Radical for its time, Rubyfruit Jungle introduced the world to Molly Bolt, the adoptive daughter of a Southern couple. She is unashamed to live her truth and loves boldly, rejecting society’s norms regardless of consequence. Nearly 50 years after its release, it remains a powerful example of loving who you are — even if the world around you fails to.

"Shuggie Bain" by Douglas Stuart

Growing up in 1980s Glasgow, young Shuggie Bain is described as being “not right” by his neighbors and relatives. The coded language is loaded with implications. Shuggie isn’t like his siblings for a few reasons — including the fact that he alone is saddled to care for their mother, who struggles with a severe alcohol dependency. In this Booker Prize-winning, gut-wrenching novel, Shuggie forges his own path.

"100 Boyfriends," by Brontez Purnell

Brotnez Purnell’s definition of “boyfriend” varies from one relationship to the next — but that’s exactly what makes this such a juicy read. You won’t find a buttoned-up gay love story in these pages: Purnell unearths the dysfunction of Black, broke and queer men falling in and out of love (or, well, lust).

"Juliet Takes a Breath" by Gabby Rivera

This YA novel sparkles with humor and an original voice. Juliet leaves her family in the Bronx for a summer — and by leaving the people who supposedly know her best, gets to know herself better. Before she flies to Portland to work with the feminist writer she admires, Juliet comes out to her family. The mess she leaves behind is an essential part of her journey.

"Red, White & Royal Blue" by Casey McQuiston
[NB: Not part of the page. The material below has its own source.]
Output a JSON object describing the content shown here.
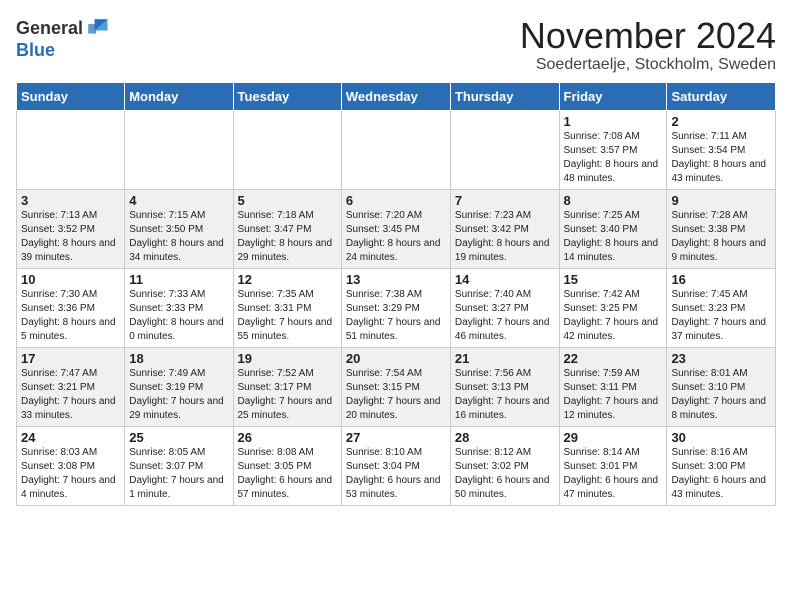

This hit novel rewrites the Prince Charming trope. In this royal rom-com, the prince of England and heir to the throne is gay, and longs for the son of the first woman president of the U.S. The romance is exactly as high-stakes and thrilling as it seems from the description. With the movie adaption forthcoming, read the book to capture the magic.

"We Do What We Do in the Dark" by Michelle Hart

Michelle Hart’s debut novel is wistful and funny at the same time, written with thrillingly precise language that will have you reaching for a pen to underline sentences. Mallory, lonely during her freshman year at college, becomes drawn toward an alluring older professor. The professor, a married woman, lets Mallory into her life, changing both of theirs forever. This isn’t the kind of affair novel you’ve read before: Hart cleverly disrupts tropes and won’t let you fill in any archetypes when you could.

"Oranges Are Not the Only Fruit" by Jeanette Winterson

Jeanette Winterson based this novel, part fairy-tale and part coming-of-age story, on her own life. The narrator, also named Jeanette, uses humor to cope with her adoptive mother’s controlling ways. Jeanette knows there’s life beyond the bubble of her religious upbringing. She listens to the voice in her head, and not the booming voice of her mother — even when it’s at its most overbearing. The prize-winning book is as much coming-out story as it is forging your own path story.

"Call Me by Your Name" by André Aciman

Do you dare eat a peach? Andre Aciman’s Italy-set novel is unabashedly infused with longing and the mythology of summer. Elio is lounging at his family’s Italian villa when Oliver walks in and his life changes forever. Oliver is studying with Elio’s father and the two quickly bond, realizing that together they can achieve a kind of existence that’s more meaningful and immediate than one without each other.